What the exercise asks =>
Return the lines below that contain "Signature".

Dataset excerpts Block Start

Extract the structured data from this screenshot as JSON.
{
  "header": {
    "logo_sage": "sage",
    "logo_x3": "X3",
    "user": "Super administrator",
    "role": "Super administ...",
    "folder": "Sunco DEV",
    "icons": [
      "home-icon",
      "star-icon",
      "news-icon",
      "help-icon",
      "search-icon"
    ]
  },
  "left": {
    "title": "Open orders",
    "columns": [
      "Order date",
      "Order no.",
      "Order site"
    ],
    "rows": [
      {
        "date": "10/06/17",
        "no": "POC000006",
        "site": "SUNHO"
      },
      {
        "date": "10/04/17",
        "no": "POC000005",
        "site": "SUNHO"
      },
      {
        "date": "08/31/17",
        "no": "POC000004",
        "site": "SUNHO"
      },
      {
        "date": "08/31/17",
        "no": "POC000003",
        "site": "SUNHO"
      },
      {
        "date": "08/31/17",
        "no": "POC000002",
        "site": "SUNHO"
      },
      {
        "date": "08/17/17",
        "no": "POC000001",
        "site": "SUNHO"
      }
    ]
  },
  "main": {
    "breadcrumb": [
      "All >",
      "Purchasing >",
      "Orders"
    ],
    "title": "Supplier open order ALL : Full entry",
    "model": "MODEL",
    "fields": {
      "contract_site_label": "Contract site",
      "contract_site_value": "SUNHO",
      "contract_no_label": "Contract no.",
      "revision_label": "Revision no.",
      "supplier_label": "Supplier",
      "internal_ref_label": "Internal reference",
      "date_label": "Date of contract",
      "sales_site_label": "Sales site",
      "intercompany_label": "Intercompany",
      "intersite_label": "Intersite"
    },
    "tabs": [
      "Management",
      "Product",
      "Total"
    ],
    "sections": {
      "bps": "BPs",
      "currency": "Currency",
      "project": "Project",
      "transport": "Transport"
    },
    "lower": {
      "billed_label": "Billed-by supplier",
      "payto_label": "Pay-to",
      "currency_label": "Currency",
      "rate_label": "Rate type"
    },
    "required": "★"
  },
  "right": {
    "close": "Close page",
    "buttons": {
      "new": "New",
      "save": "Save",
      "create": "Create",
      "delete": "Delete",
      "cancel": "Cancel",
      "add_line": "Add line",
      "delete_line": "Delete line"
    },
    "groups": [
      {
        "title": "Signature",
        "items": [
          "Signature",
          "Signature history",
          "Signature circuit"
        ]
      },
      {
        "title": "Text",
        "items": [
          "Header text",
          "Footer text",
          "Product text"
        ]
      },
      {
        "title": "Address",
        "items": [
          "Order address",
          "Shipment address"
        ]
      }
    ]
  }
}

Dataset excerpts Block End

Output for this task =>
        "title": "Signature",
          "Signature",
          "Signature history",
          "Signature circuit"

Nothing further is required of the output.